As with the first movie, the anchors are Robert Downey Jr.'s terrific performance as Tony Stark, and Jon Favreau's witty and human direction. Whenever the film strays from these tentposts -- when, for instance, a night-time aerial battle turns into a bunch of streaking lights in the sky -- the movie palls. So it's a good thing that Downey is onscreen in nearly every scene, playing Stark as alternatively charming in his wit and brilliance, and grating in his narcissism, self-destructiveness, and willingness to take endless advantage of those who care about him.
I was impressed that the filmmakers were able to tie together so many storylines from Iron Man's nearly fifty-year-long comic book run into a semi-cohesive film story. (It draws most from the Stan Lee-Gene Colan stories from the sixties, and David Michelinie-Bob Layton's run in the late seventies and early eighties. Fortunately, all of these creators are named in the closing credits.) There were also many fun bits for comics fans, including meaty scenes with Samuel L. Jackson as Nick Fury; Scarlett Johansen underplaying The Black Widow (a villain-turned-hero who got her start in the early IM comics stories); Favreau expanding his own role from the first film as Stark's ex-boxer chauffeur, "Happy" Hogan; an antagonist who pays tribute to the Cold-War Iron Man stories in which IM repeatedly faced off against armored Russians; and the now-traditional post-credits scene, which ties the movie to the next upcoming Marvel Studios adaptation. The movie also benefits from a scenery-chewing turn by Mickey Rourke as Stark's Russian mirror image; and from John Slattery's portrayal of Stark's father as a cross between Howard Hughes and Walt Disney.

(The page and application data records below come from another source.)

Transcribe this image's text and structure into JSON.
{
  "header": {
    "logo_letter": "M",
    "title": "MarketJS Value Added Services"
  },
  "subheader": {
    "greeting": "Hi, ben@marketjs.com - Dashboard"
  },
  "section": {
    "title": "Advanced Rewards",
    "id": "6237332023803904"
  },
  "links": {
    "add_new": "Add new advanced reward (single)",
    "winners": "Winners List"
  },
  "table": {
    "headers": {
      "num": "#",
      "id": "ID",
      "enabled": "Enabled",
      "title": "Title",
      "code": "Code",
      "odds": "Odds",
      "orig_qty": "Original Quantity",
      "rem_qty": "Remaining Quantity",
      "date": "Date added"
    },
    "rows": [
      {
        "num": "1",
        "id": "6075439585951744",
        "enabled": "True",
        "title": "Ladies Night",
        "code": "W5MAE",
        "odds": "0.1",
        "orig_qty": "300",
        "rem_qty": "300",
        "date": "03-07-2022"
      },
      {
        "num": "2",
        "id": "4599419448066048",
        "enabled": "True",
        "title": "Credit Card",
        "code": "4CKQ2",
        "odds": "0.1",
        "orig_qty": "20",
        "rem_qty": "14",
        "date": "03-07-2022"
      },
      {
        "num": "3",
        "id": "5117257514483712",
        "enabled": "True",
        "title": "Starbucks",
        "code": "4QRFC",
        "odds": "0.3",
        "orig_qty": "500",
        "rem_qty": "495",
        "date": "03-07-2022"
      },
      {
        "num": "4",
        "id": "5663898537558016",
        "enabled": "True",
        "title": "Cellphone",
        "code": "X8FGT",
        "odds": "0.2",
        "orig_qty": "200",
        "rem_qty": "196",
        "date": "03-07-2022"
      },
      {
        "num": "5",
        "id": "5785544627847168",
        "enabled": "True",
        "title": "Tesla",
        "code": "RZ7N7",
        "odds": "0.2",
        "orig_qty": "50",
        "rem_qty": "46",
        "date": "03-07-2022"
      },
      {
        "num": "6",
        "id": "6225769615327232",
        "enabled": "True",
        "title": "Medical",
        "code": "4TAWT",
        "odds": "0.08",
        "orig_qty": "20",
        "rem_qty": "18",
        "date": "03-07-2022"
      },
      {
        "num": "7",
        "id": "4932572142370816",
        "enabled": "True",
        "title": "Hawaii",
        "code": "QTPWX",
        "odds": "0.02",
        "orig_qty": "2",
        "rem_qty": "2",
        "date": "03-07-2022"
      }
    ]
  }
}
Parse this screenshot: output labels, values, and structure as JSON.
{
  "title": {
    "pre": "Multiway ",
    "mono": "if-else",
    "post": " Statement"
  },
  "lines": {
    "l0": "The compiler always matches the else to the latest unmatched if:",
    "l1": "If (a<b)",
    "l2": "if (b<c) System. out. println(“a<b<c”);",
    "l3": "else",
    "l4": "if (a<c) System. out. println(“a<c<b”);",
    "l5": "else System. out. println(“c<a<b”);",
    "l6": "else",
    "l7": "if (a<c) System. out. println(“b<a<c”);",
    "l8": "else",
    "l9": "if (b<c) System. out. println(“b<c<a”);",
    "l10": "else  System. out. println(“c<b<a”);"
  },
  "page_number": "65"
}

Overall, this is a nicely entertaining summer film. And it looks to be one of the few; this summer seems rather bereft of "tentpole" films (although the trailer to Christopher Nolan's "Inception" looks intriguiging). The IRON MAN series remains the most Marvel-like of the Marvel movie adapatations.